Colonial placement behaviors of Metabus gravidus (Araneidae)
Metabus gravidus (Araneidae: Araneae) is a parasocial orb-weaving spider. It lives in the forest understory of Costa Rica along small streams. Web silk and spinning is very expensive and the web needs to be
placed strategically to obtain maximum benefits. This study investigated the relationship between M. gravidus web size and the location and position of the web over the stream as well as the openness of the web. Specifically, the study asked if larger M. gravidus webs had a preferential placement, as closer to the water or oriented in a certain direction, to maximize prey capture and minimize web loss. It was assumed that larger spiders would spin larger webs and obtain the best placement among the colony. Data were collected from 141 webs and 14 colonies from 7 a.m. to 10 a.m. for four days beginning the week of July
16, 2005. Studies showed that larger webs were found in more open areas. A mean vertical distance between colonies was also found, demonstrating that web placement is based on the surrounding environment. There was no significant difference between web size and vertical distance from stream or
web size and orientation. Future studies should take into account the prey and predators of M. gravidus.

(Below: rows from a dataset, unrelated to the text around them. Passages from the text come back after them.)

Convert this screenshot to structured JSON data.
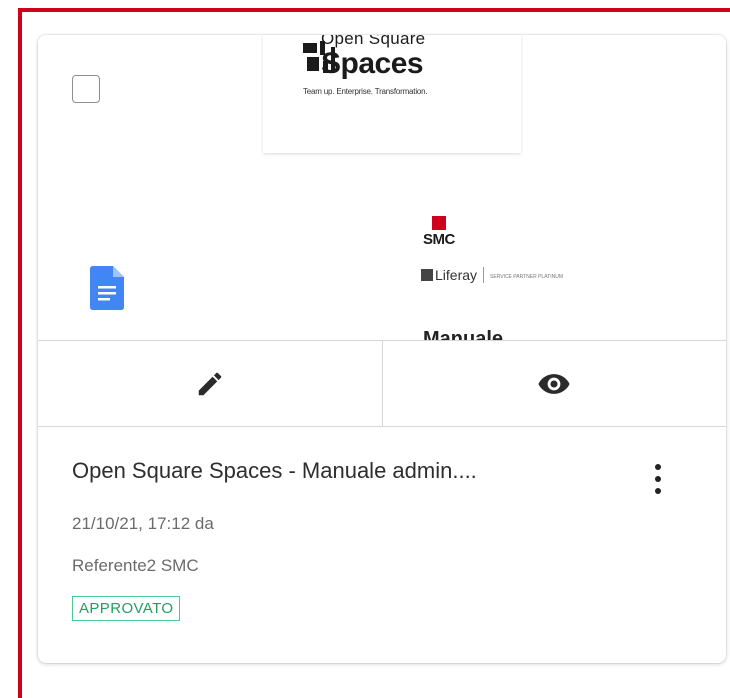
{
  "preview": {
    "logo_line1": "Open Square",
    "logo_line2": "Spaces",
    "logo_tagline": "Team up. Enterprise. Transformation.",
    "smc_logo": "SMC",
    "liferay_logo": "Liferay",
    "liferay_small": "SERVICE PARTNER PLATINUM",
    "doc_heading_peek": "Manuale",
    "file_type_icon": "google-docs-icon",
    "selected": false
  },
  "actions": {
    "edit_icon": "pencil-icon",
    "view_icon": "eye-icon"
  },
  "document": {
    "title": "Open Square Spaces - Manuale admin....",
    "date_line": "21/10/21, 17:12 da",
    "author": "Referente2 SMC",
    "status": "APPROVATO"
  },
  "colors": {
    "frame_border": "#d0021b",
    "status_border": "#4bc98e",
    "status_text": "#1f9f62",
    "doc_icon": "#4285f4"
  }
}
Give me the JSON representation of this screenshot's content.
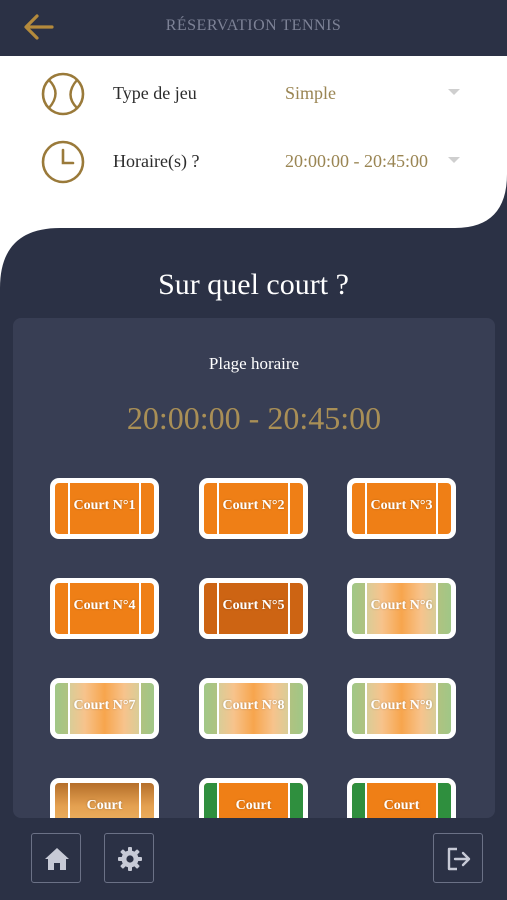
{
  "header": {
    "title": "RÉSERVATION TENNIS",
    "back_icon": "arrow-left-icon"
  },
  "options": {
    "game_type": {
      "icon": "tennis-ball-icon",
      "label": "Type de jeu",
      "value": "Simple"
    },
    "schedule": {
      "icon": "clock-icon",
      "label": "Horaire(s) ?",
      "value": "20:00:00 - 20:45:00"
    }
  },
  "question": "Sur quel court ?",
  "slot": {
    "label": "Plage horaire",
    "time": "20:00:00 - 20:45:00"
  },
  "courts": [
    {
      "name": "Court N°1",
      "style": "orange"
    },
    {
      "name": "Court N°2",
      "style": "orange"
    },
    {
      "name": "Court N°3",
      "style": "orange"
    },
    {
      "name": "Court N°4",
      "style": "orange"
    },
    {
      "name": "Court N°5",
      "style": "dark-orange"
    },
    {
      "name": "Court N°6",
      "style": "green-gradient"
    },
    {
      "name": "Court N°7",
      "style": "green-gradient"
    },
    {
      "name": "Court N°8",
      "style": "green-gradient"
    },
    {
      "name": "Court N°9",
      "style": "green-gradient"
    },
    {
      "name": "Court",
      "style": "bronze"
    },
    {
      "name": "Court",
      "style": "orange-green"
    },
    {
      "name": "Court",
      "style": "orange-green"
    }
  ],
  "bottom_nav": {
    "home_icon": "home-icon",
    "settings_icon": "gear-icon",
    "logout_icon": "logout-icon"
  },
  "colors": {
    "background": "#2b3145",
    "card": "#383e54",
    "accent_gold": "#a98f56",
    "court_orange": "#ef7f16"
  }
}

Metabus gravidus (Araneidae: Araneae) es una araa parasocial tejedora. Vive en el sotobosque de Costa Rica, a la orilla de quebradas pequeas. La seda del tejido y el hilado son muy costosos y la telaraa tiene que estar en una posicin estratgica para obtener los beneficios mximos. Este estudio investig la relacin entre el tamao de la telaraa de M. gravidus, as como la localizacin y la posicin de la telaraa, y la apertura del espacio cerca de la telaraa. El estudio determin si las telaraas de M. gravidus ms grandes tenan una localizacin preferencial, tal como ms cerca del agua u orientada en una direccin especfica, para aumentar el nmero de presas y reducir al mnimo el dao a la telaraa. Se asumi que las araas ms grandes e hilaran las telaraas ms grandes y obtendran las mejores posiciones en la colonia. Se colectaron los datos de 141 telaraas y 14 colonias desde las 7 hasta las 10 de la maana por cuatro das comenzando en la semana del 16 de julio de 2005. Los resultados mostraron que las telaraas ms grandes se encontraban en espacios ms abiertos. Tambin se encontr una distancia vertical promedio entre las colonias, demostrando que la localizacin de las telaraas est basado en el ambiente local. No hubo diferencias significativas entre el tamao de la araa y la distancia vertical a la quebrada o entre el tamao de la araa y la orientacin de la telaraa. Los estudios en el futuro necesitarn considerar las presas y los depredadores de M. gravidus.
Text in English.
Costa Rica--Puntarenas--Monteverde Zone
Costa Rica--Puntarenas--Zona de Monteverde
Tropical Ecology Summer 2005
Ecologia Tropical Verano 2005
t Monteverde Institute : Tropical Ecology